While Pierce’s public statements were full of patriotic fervour about his love of the United States, specifics were absent. Like so many since and now, he seemed to have disliked most of the reality while declaiming his love for the abstract, ever ready to embrace the flag on the stage, but not a person in the street. It is ever thus.
Further, the Democratic Party was suffering some earthquakes within its ranks, as the subsurface plates of North versus South and East versus West shifted. Ambitious rivals like Stephen Douglas and James Buchanan paraded their wares. While Douglas has been deeply involved in the politicking that led to the impass, Buchanan had been United States ambassador to London and was free of baggage. Douglas was energetic and brash, while Buchanan was discrete and subtle.
Pierce wanted renomination, but soon realised it was impossible. Like Fillmore and Tyler before him, he was cast aside by his party. The nominee was Buchanan, who then won the Presidential election, thanks to the continuing mutually assured destruction of the Whigs.
Pierce repaired to New Hampshire to sulk after the inauguration of his successor, which he handled with some dignity.
Events rolled on, and when the Civil War came he could not resist some ‘I told you so' public remarks that aroused the censors. To their inquiries he reacted in high dungeon. None of this was a productive turn of events. He made it worse by his belligerence, and, indeed, his remarks, as quoted in these pages sympathise with the South as the wronged party. Additionally, the timing was as bad as possible, because he made these remarks on 4 July 1863 even as news of the great Union victory at Gettysburg was on the telegraph wires. Some suspected he was a Copperhead or at least a Doughface. The former is an active Confederate agent and the latter a trustworthy sympathiser.
His wife continued to live with her sister, suffering from and finally succumbing to tuberculous. The last of the children died in a train derailment when the Mr and Mrs Pierce were travelling to Washington for his inauguration. It was terrible shock to both of them and she never got over it. He seems to have sublimated it.
He turned himself into a farmer and spent some of his time with Nathaniel Hawthorne, whose high opinion of Pierce is the one thing that give me pause, for Hawthorne was an insightful man. How else could he have written ‘The Scarlet Letter’ with a nose for hypocrisy as per 'The Blithedale Romance.'
Pierce turned ever more to drink and died of liver disease in a few years. Visitors to his farm had often found him in a stupor.
Like so many other presidents, Pierce had no contact with his VIce-President, William King, who was a supporter of Buchanan. In fact, King was sworn in as Vice-President by the American counsel in Havana, where King had gone to seek relief from tuberculous. He died a month after taking the oath. He was a Vice President who never foot in Washington D.C. That left the President Pro Tem of the Senate as next in line for three years and ten months.
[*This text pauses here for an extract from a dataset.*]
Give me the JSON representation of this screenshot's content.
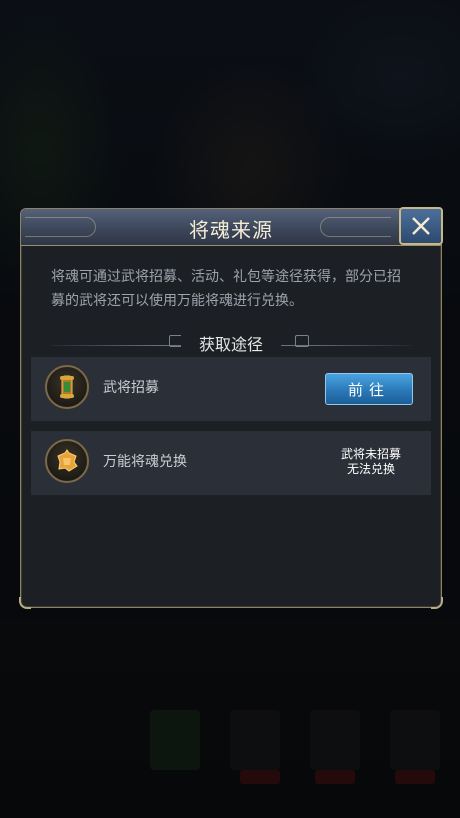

The book reads like a synthesis of existing knowledge and not original research. There are no quotations from any personal letters by Pierce. I guess that is inevitable in a series where the emphasis is on complete coverage and not originality.
The result is quite a distance from the subject because the author has no evident first hand contact with the subject, i.e., he has not held the letters or papers Pierce wrote, nor visited the sites in New Hampshire, nor looked at the local newspapers, but instead harvests from other studies who authors have done that. It is called desk research.